* _Exercise objective_: In the material below, some lines carry "data". Copy each such line.

* _Given entries_:
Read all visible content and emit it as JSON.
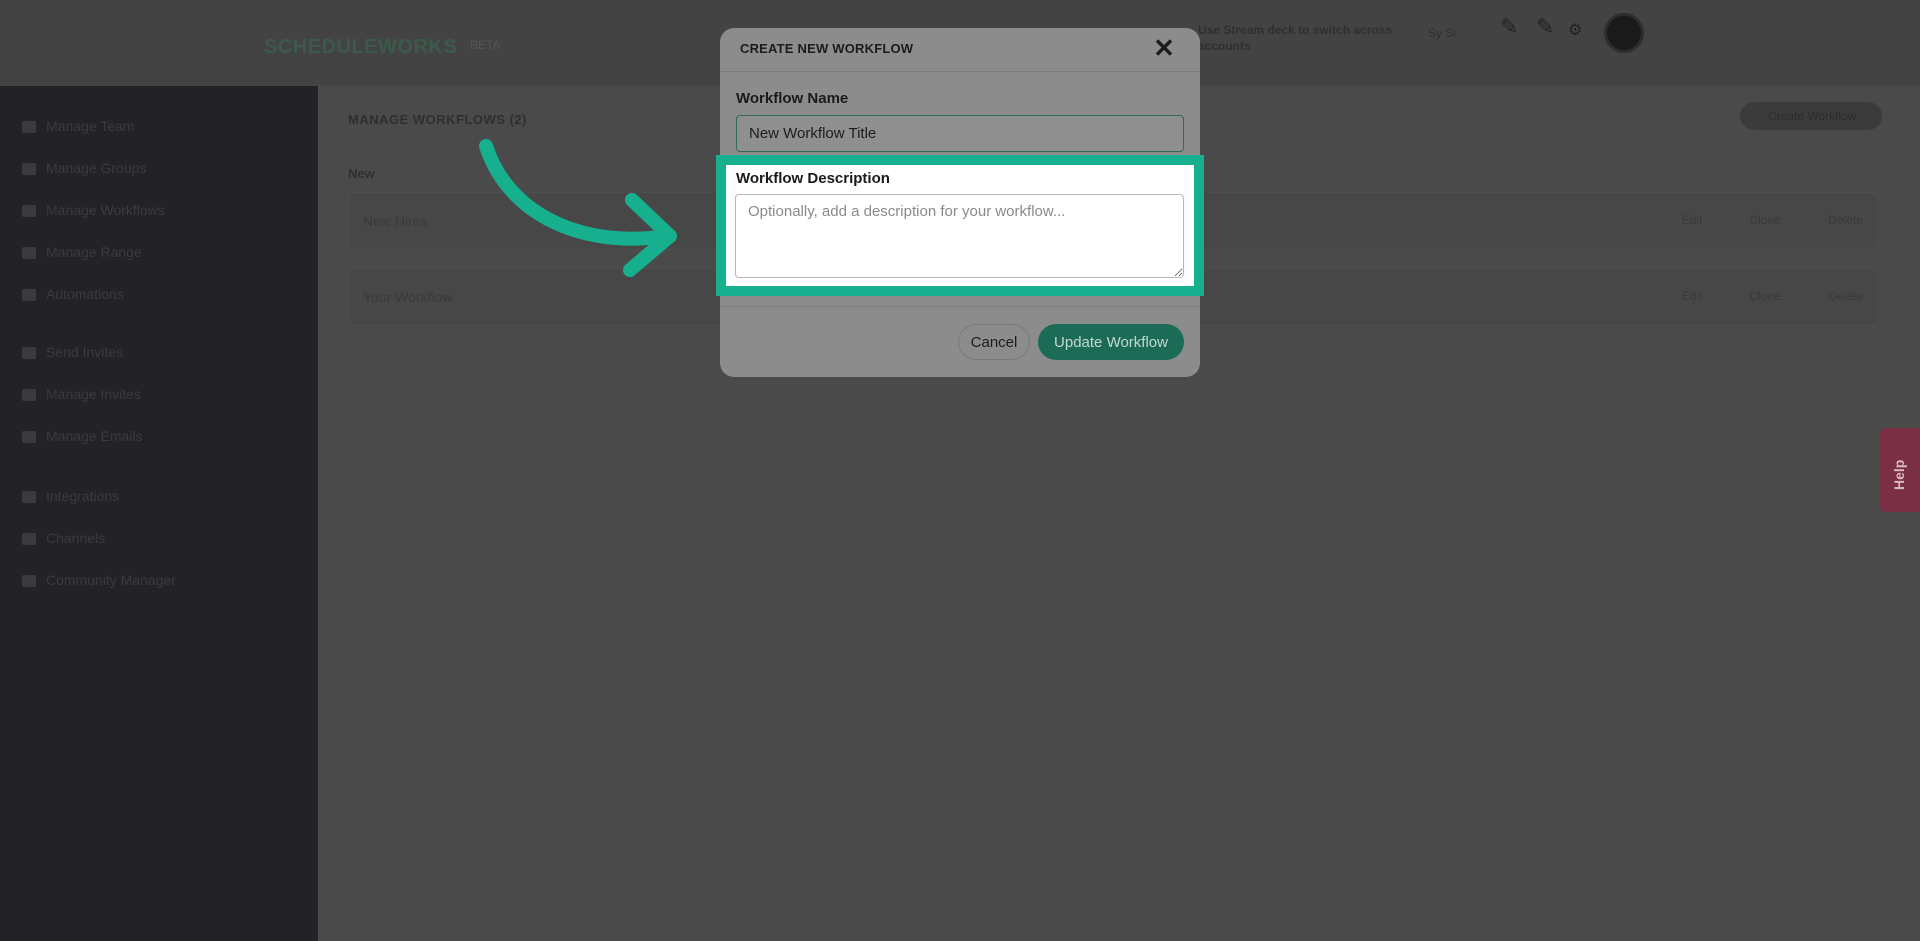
{
  "colors": {
    "accent": "#17b08e",
    "overlay_bg": "#4a4a4a",
    "primary_button": "#1b6b57",
    "help_tab": "#7a2f44"
  },
  "header": {
    "logo": "SCHEDULEWORKS",
    "logo_tag": "BETA",
    "notice": "Use Stream deck to switch across accounts",
    "user": "Sy Sr"
  },
  "sidebar": {
    "items": [
      {
        "label": "Manage Team",
        "icon": "user-icon"
      },
      {
        "label": "Manage Groups",
        "icon": "group-icon"
      },
      {
        "label": "Manage Workflows",
        "icon": "workflow-icon"
      },
      {
        "label": "Manage Range",
        "icon": "range-icon"
      },
      {
        "label": "Automations",
        "icon": "gear-icon"
      },
      {
        "label": "Send Invites",
        "icon": "send-icon"
      },
      {
        "label": "Manage Invites",
        "icon": "chart-icon"
      },
      {
        "label": "Manage Emails",
        "icon": "mail-icon"
      },
      {
        "label": "Integrations",
        "icon": "plug-icon"
      },
      {
        "label": "Channels",
        "icon": "channel-icon"
      },
      {
        "label": "Community Manager",
        "icon": "phone-icon"
      }
    ]
  },
  "main": {
    "title": "MANAGE WORKFLOWS (2)",
    "create_button": "Create Workflow",
    "section_label": "New",
    "workflows": [
      {
        "name": "New Hires",
        "actions": "Edit Clone Delete"
      },
      {
        "name": "Your Workflow",
        "actions": "Edit Clone Delete"
      }
    ]
  },
  "help": {
    "label": "Help"
  },
  "modal": {
    "title": "CREATE NEW WORKFLOW",
    "close_label": "✕",
    "name_label": "Workflow Name",
    "name_value": "New Workflow Title",
    "description_label": "Workflow Description",
    "description_placeholder": "Optionally, add a description for your workflow...",
    "description_value": "",
    "cancel_label": "Cancel",
    "submit_label": "Update Workflow"
  }
}
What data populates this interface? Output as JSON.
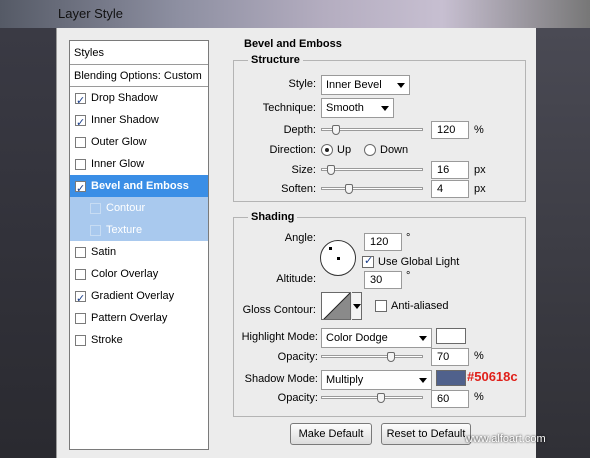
{
  "window": {
    "title": "Layer Style"
  },
  "styles_panel": {
    "header": "Styles",
    "blending": "Blending Options: Custom",
    "items": [
      {
        "label": "Drop Shadow",
        "checked": true,
        "sub": false,
        "selected": false
      },
      {
        "label": "Inner Shadow",
        "checked": true,
        "sub": false,
        "selected": false
      },
      {
        "label": "Outer Glow",
        "checked": false,
        "sub": false,
        "selected": false
      },
      {
        "label": "Inner Glow",
        "checked": false,
        "sub": false,
        "selected": false
      },
      {
        "label": "Bevel and Emboss",
        "checked": true,
        "sub": false,
        "selected": true
      },
      {
        "label": "Contour",
        "checked": false,
        "sub": true,
        "selected": false
      },
      {
        "label": "Texture",
        "checked": false,
        "sub": true,
        "selected": false
      },
      {
        "label": "Satin",
        "checked": false,
        "sub": false,
        "selected": false
      },
      {
        "label": "Color Overlay",
        "checked": false,
        "sub": false,
        "selected": false
      },
      {
        "label": "Gradient Overlay",
        "checked": true,
        "sub": false,
        "selected": false
      },
      {
        "label": "Pattern Overlay",
        "checked": false,
        "sub": false,
        "selected": false
      },
      {
        "label": "Stroke",
        "checked": false,
        "sub": false,
        "selected": false
      }
    ]
  },
  "bevel": {
    "section_title": "Bevel and Emboss",
    "structure": {
      "title": "Structure",
      "style_label": "Style:",
      "style_value": "Inner Bevel",
      "technique_label": "Technique:",
      "technique_value": "Smooth",
      "depth_label": "Depth:",
      "depth_value": "120",
      "depth_unit": "%",
      "depth_level": 0.12,
      "direction_label": "Direction:",
      "direction_up": "Up",
      "direction_down": "Down",
      "size_label": "Size:",
      "size_value": "16",
      "size_unit": "px",
      "size_level": 0.065,
      "soften_label": "Soften:",
      "soften_value": "4",
      "soften_unit": "px",
      "soften_level": 0.25
    },
    "shading": {
      "title": "Shading",
      "angle_label": "Angle:",
      "angle_value": "120",
      "angle_unit": "°",
      "global_light_label": "Use Global Light",
      "altitude_label": "Altitude:",
      "altitude_value": "30",
      "altitude_unit": "°",
      "gloss_label": "Gloss Contour:",
      "antialiased_label": "Anti-aliased",
      "highlight_mode_label": "Highlight Mode:",
      "highlight_mode_value": "Color Dodge",
      "highlight_color": "#ffffff",
      "highlight_opacity_label": "Opacity:",
      "highlight_opacity_value": "70",
      "highlight_opacity_unit": "%",
      "highlight_opacity_level": 0.7,
      "shadow_mode_label": "Shadow Mode:",
      "shadow_mode_value": "Multiply",
      "shadow_color": "#50618c",
      "shadow_color_label": "#50618c",
      "shadow_opacity_label": "Opacity:",
      "shadow_opacity_value": "60",
      "shadow_opacity_unit": "%",
      "shadow_opacity_level": 0.6
    },
    "buttons": {
      "make_default": "Make Default",
      "reset_default": "Reset to Default"
    }
  },
  "watermark": "www.alfoart.com"
}
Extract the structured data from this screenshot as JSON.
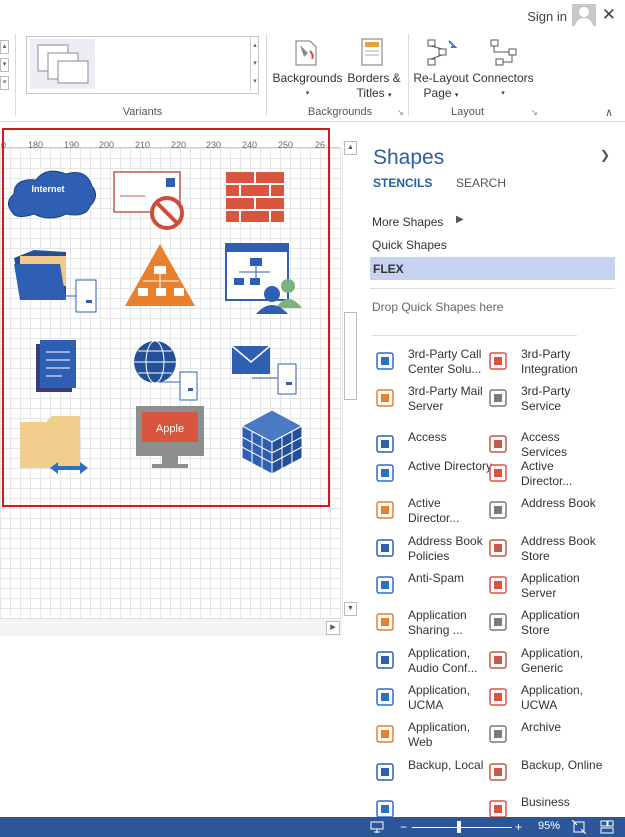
{
  "header": {
    "signin_label": "Sign in",
    "close_glyph": "✕"
  },
  "ribbon": {
    "variants_label": "Variants",
    "backgrounds_group_label": "Backgrounds",
    "layout_group_label": "Layout",
    "backgrounds_btn": [
      "Backgrounds"
    ],
    "borders_btn": [
      "Borders &",
      "Titles"
    ],
    "relayout_btn": [
      "Re-Layout",
      "Page"
    ],
    "connectors_btn": [
      "Connectors"
    ]
  },
  "ruler": {
    "ticks": [
      "0",
      "180",
      "190",
      "200",
      "210",
      "220",
      "230",
      "240",
      "250",
      "26"
    ]
  },
  "canvas": {
    "internet_label": "Internet",
    "apple_label": "Apple"
  },
  "panel": {
    "title": "Shapes",
    "tabs": [
      "STENCILS",
      "SEARCH"
    ],
    "more_shapes": "More Shapes",
    "quick_shapes": "Quick Shapes",
    "flex": "FLEX",
    "drop_hint": "Drop Quick Shapes here",
    "items": [
      {
        "label": "3rd-Party Call Center Solu...",
        "icon": "call-center-icon"
      },
      {
        "label": "3rd-Party Integration",
        "icon": "integration-icon"
      },
      {
        "label": "3rd-Party Mail Server",
        "icon": "mail-server-icon"
      },
      {
        "label": "3rd-Party Service",
        "icon": "service-icon"
      },
      {
        "label": "Access",
        "icon": "access-icon"
      },
      {
        "label": "Access Services",
        "icon": "access-services-icon"
      },
      {
        "label": "Active Directory",
        "icon": "active-directory-icon"
      },
      {
        "label": "Active Director...",
        "icon": "active-directory-2-icon"
      },
      {
        "label": "Active Director...",
        "icon": "active-directory-3-icon"
      },
      {
        "label": "Address Book",
        "icon": "address-book-icon"
      },
      {
        "label": "Address Book Policies",
        "icon": "address-book-policies-icon"
      },
      {
        "label": "Address Book Store",
        "icon": "address-book-store-icon"
      },
      {
        "label": "Anti-Spam",
        "icon": "anti-spam-icon"
      },
      {
        "label": "Application Server",
        "icon": "application-server-icon"
      },
      {
        "label": "Application Sharing ...",
        "icon": "application-sharing-icon"
      },
      {
        "label": "Application Store",
        "icon": "application-store-icon"
      },
      {
        "label": "Application, Audio Conf...",
        "icon": "application-audio-icon"
      },
      {
        "label": "Application, Generic",
        "icon": "application-generic-icon"
      },
      {
        "label": "Application, UCMA",
        "icon": "application-ucma-icon"
      },
      {
        "label": "Application, UCWA",
        "icon": "application-ucwa-icon"
      },
      {
        "label": "Application, Web",
        "icon": "application-web-icon"
      },
      {
        "label": "Archive",
        "icon": "archive-icon"
      },
      {
        "label": "Backup, Local",
        "icon": "backup-local-icon"
      },
      {
        "label": "Backup, Online",
        "icon": "backup-online-icon"
      },
      {
        "label": "",
        "icon": "more-icon"
      },
      {
        "label": "Business",
        "icon": "business-icon"
      }
    ]
  },
  "status": {
    "zoom": "95%",
    "zoom_minus": "−",
    "zoom_plus": "+"
  }
}
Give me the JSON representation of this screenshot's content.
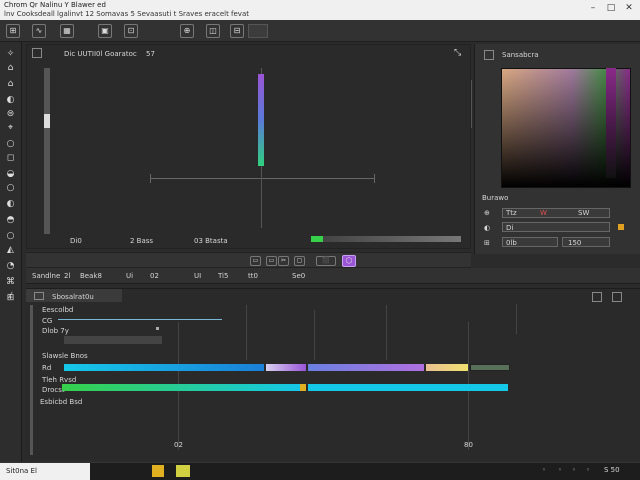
{
  "titlebar": {
    "title": "Chrom Qr  Nalinu  Y  Blawer ed",
    "menu": "lnv   Cooksdeall lgalinvt 12 Somavas 5 Sevaasuti  t Sraves eracelt fevat",
    "min": "–",
    "max": "□",
    "close": "✕"
  },
  "toolbar": {
    "buttons": [
      "⊞",
      "∿",
      "▦",
      "▣",
      "⊡",
      "⊕",
      "◫",
      "⊟"
    ]
  },
  "left_tools": [
    "✧",
    "⌂",
    "⌂",
    "◐",
    "⊜",
    "⌖",
    "○",
    "◻",
    "◒",
    "○",
    "◐",
    "◓",
    "○",
    "◭",
    "◔",
    "⌘",
    "⌿",
    "⊞"
  ],
  "viewport": {
    "head_label": "Dic  UUTII0l  Goaratoc",
    "head_num": "57",
    "corner_icon": "⤡",
    "bottom_labels": [
      "Di0",
      "2 Bass",
      "03 Btasta"
    ]
  },
  "right_panel": {
    "title": "Sansabcra",
    "fields": [
      {
        "icon": "⊕",
        "value": "Ttz"
      },
      {
        "icon": "◐",
        "value": "Di"
      },
      {
        "icon": "⊞",
        "value": "0lb"
      }
    ],
    "tag1": "W",
    "tag2": "SW",
    "field3_end": "150",
    "label_mid": "Burawo"
  },
  "midbar": {
    "buttons": [
      "▭",
      "▭",
      "✂",
      "▢",
      "⬛",
      "⬡"
    ]
  },
  "status": {
    "items": [
      "Sandlne",
      "2l",
      "Beak8",
      "Ui",
      "02",
      "UI",
      "Ti5",
      "tt0",
      "Se0"
    ]
  },
  "timeline": {
    "header": "Sbosalrat0u",
    "tracks": [
      "Eescolbd",
      "CG",
      "Dlob 7y",
      "Slawsle Bnos",
      "Rd",
      "Tleh Rvsd",
      "Drocst",
      "Esbicbd Bsd"
    ],
    "marker_left": "02",
    "marker_right": "80"
  },
  "taskbar": {
    "start": "Sit0na  El",
    "time": "S  50"
  },
  "colors": {
    "accent": "#9a55d6",
    "cyan": "#15c8e8",
    "green": "#36d04a"
  }
}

* _Written solution_:
What data populates this interface? Output as JSON.
Extract the structured data from this screenshot as JSON.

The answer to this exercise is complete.